▸ **Your instructions**
Skip the pictures. Repeat everything else in the records word for word.

▸ **Stored data**
========================================================================
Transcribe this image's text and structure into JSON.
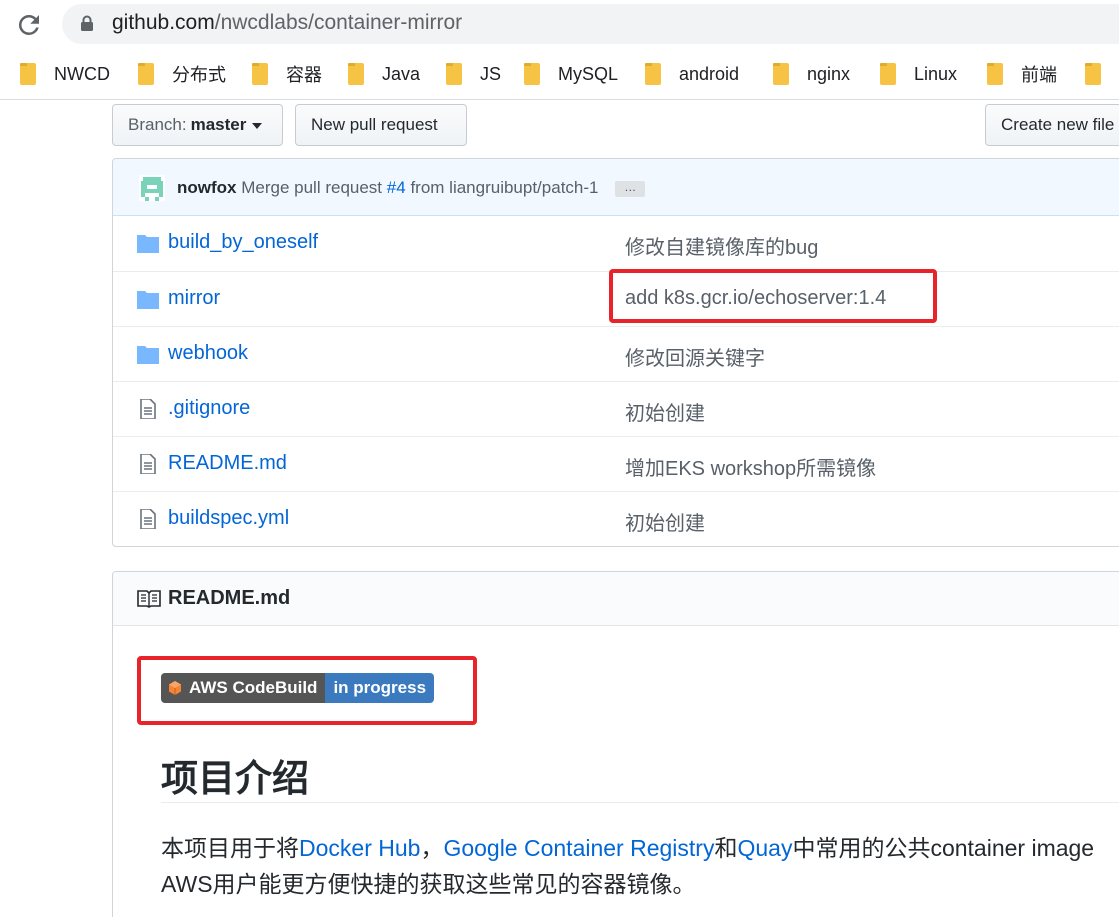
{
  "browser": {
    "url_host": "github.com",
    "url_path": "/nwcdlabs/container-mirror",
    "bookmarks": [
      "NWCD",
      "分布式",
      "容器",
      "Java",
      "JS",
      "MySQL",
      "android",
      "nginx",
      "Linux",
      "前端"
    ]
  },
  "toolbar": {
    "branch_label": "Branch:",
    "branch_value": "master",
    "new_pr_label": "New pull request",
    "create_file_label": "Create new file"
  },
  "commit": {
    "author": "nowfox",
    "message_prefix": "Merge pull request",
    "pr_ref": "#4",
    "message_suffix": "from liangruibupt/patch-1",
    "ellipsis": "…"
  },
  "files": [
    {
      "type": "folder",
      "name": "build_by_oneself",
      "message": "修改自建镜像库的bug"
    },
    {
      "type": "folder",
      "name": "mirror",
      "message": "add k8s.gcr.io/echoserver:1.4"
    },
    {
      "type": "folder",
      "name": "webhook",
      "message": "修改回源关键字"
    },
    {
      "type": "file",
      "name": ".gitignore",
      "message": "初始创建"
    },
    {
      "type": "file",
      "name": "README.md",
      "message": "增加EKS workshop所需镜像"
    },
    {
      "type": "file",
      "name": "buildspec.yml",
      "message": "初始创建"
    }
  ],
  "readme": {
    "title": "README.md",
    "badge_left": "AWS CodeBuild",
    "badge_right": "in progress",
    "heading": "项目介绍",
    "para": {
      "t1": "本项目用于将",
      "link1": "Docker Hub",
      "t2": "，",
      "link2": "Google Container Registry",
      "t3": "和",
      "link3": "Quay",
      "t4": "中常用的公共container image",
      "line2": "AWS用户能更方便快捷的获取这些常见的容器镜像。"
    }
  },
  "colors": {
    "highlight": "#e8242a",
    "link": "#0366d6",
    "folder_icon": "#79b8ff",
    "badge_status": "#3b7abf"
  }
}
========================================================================
▸ **Task result**
Transcribe this image's text and structure into JSON.
{
  "browser": {
    "url_host": "github.com",
    "url_path": "/nwcdlabs/container-mirror",
    "bookmarks": [
      "NWCD",
      "分布式",
      "容器",
      "Java",
      "JS",
      "MySQL",
      "android",
      "nginx",
      "Linux",
      "前端"
    ]
  },
  "toolbar": {
    "branch_label": "Branch:",
    "branch_value": "master",
    "new_pr_label": "New pull request",
    "create_file_label": "Create new file"
  },
  "commit": {
    "author": "nowfox",
    "message_prefix": "Merge pull request",
    "pr_ref": "#4",
    "message_suffix": "from liangruibupt/patch-1",
    "ellipsis": "…"
  },
  "files": [
    {
      "type": "folder",
      "name": "build_by_oneself",
      "message": "修改自建镜像库的bug"
    },
    {
      "type": "folder",
      "name": "mirror",
      "message": "add k8s.gcr.io/echoserver:1.4"
    },
    {
      "type": "folder",
      "name": "webhook",
      "message": "修改回源关键字"
    },
    {
      "type": "file",
      "name": ".gitignore",
      "message": "初始创建"
    },
    {
      "type": "file",
      "name": "README.md",
      "message": "增加EKS workshop所需镜像"
    },
    {
      "type": "file",
      "name": "buildspec.yml",
      "message": "初始创建"
    }
  ],
  "readme": {
    "title": "README.md",
    "badge_left": "AWS CodeBuild",
    "badge_right": "in progress",
    "heading": "项目介绍",
    "para": {
      "t1": "本项目用于将",
      "link1": "Docker Hub",
      "t2": "，",
      "link2": "Google Container Registry",
      "t3": "和",
      "link3": "Quay",
      "t4": "中常用的公共container image",
      "line2": "AWS用户能更方便快捷的获取这些常见的容器镜像。"
    }
  },
  "colors": {
    "highlight": "#e8242a",
    "link": "#0366d6",
    "folder_icon": "#79b8ff",
    "badge_status": "#3b7abf"
  }
}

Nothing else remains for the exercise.